Rep. Alan Powell Says State Lawmakers from Northeast Georgia Concerned About GRP Plants
State Representative Alan Powell says State Lawmakers from Northeast Georgia are keeping an eye on the two Georgia Renewable Power plants in Franklin and Madison counties.
Powell said he and other local state lawmakers are concerned about the GRP plants and the creosote-coated railroad ties being burned to generate power.
“I can tell you that Senator Wilkinson, Representative McCall, and myself have met and we’ve talked about it. I’ve been up to Double Churches and the Bold Springs area and I’ve talked to constituents,” Powell said. “I know their concerns. There’s other things that have come up. We understand that the management of these companies have been involved in litigation with investors. So saying all that I think there’s going to have to be some serious scrutiny.”
During the Obama administration, the total ban on burning creosote railroad ties was lifted by the U.S. Environmental Protection Agency. The EPA now allows 40% of creosote-coated cross ties to be burned a year. However, Georgia’s Environmental Protection Division instituted a stricter regulation of just 20% a year.
Speaking on Community Forum Sunday, Powell says he, along with many others in the State Legislature were not aware that it is now legal to burn creosote-coated cross ties.
Franklin County Commissioner Eddie Wester pointed out last week the County has no way of knowing if GRP is abiding by the EPD limit of only burning 20% of creosote-coated cross ties.
“I understand what they’re saying.
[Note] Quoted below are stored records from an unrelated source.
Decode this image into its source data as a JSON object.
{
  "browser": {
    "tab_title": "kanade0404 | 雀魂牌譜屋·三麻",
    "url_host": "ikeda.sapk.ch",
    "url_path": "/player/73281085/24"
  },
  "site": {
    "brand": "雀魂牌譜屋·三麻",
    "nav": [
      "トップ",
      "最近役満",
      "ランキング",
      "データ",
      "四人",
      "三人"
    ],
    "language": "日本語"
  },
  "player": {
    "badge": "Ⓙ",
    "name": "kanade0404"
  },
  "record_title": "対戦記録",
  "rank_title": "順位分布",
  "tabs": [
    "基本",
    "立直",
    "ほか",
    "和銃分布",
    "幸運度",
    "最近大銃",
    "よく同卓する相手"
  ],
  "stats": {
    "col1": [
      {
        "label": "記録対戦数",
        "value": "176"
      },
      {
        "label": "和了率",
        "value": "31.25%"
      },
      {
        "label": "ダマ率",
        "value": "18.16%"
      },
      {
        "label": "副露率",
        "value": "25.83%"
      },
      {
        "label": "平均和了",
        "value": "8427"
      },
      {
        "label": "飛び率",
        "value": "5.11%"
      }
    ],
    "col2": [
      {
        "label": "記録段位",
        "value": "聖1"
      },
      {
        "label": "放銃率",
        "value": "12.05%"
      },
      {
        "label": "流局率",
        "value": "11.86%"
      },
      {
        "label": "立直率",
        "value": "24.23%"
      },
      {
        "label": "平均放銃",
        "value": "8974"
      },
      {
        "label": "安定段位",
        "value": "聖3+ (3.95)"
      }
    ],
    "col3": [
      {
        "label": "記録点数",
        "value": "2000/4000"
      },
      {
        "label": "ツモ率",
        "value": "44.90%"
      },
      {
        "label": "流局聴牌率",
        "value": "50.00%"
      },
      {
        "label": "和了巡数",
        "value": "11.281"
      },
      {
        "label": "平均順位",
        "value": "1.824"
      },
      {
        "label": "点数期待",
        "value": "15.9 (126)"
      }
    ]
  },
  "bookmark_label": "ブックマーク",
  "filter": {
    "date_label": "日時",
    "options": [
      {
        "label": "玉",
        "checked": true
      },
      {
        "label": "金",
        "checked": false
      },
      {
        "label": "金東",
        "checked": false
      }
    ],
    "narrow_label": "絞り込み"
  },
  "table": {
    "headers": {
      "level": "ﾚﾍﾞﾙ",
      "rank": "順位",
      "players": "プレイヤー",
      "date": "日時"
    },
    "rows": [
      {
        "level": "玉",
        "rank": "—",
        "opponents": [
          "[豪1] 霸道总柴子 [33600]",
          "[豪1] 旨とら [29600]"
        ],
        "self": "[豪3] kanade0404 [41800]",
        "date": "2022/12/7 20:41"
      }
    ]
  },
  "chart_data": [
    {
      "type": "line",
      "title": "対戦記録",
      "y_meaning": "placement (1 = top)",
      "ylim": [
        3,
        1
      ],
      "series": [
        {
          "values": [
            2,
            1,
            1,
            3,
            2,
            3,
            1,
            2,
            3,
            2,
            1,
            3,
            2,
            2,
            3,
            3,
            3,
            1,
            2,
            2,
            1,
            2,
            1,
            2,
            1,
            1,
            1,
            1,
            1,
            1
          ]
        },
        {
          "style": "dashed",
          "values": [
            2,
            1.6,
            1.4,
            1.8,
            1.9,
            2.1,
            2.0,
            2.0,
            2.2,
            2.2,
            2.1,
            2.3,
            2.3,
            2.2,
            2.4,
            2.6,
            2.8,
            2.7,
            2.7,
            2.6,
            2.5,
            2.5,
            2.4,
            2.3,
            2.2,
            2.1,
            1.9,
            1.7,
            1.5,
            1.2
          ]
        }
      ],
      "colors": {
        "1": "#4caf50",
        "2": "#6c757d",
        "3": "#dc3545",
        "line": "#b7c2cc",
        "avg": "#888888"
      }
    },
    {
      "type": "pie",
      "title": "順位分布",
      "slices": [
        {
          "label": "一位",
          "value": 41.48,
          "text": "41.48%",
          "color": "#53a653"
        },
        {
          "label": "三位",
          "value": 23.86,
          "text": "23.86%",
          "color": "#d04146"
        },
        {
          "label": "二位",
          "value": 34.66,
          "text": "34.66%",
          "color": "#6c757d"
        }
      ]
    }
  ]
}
They’re doing it by the bucket on the tractor, but to me that’s not a proper way of measuring it and managing it. We don’t know if 20% a year is all that’s coming into our County as far as the creosote cross ties,” Wester said last week.
Powell said he has the same questions.
“Georgia EPD only allows 20%. So I’m curious about how that’s audited and monitored regarding what these plants are doing. I quite frankly have concerns about the burning of creosote because of potential health hazards that we may or may not know about,” Powell said.
Powell said he believes GRP was not forthcoming about their plan to burn railroad ties when they first pitched the idea of the plant to Franklin County back in 2015.
At that time, GRP’s parent company, GreenFuels Holding, LLC told the Franklin County Commission the plant would only be burning wood chips.
So convincing were they, that County Commission Chair Thomas Bridges was quoted as saying those who harvest timber would have a place to bring their wood debris to be turned into electric power. (Alabama Company Planning Wood Biomass Plants in Carnesville, Colbert)
Powell said he’s been approached about submitting legislation barring creosote burning, but he says it would likely be an uphill battle.
“It’s going to take more than Senator Wilkinson and myself,” Powell noted. “It takes 91% plus one in the House and it takes 27 votes plus one to pass a bill in the Senate. And then the Governor has to sign it or veto it. That being said, how many others are concerned about creosote burning? If they don’t have it going on in their backyard, most of them don’t care. However, I guarantee you that both GRP plants are the number one priority of the Georgia EPD.”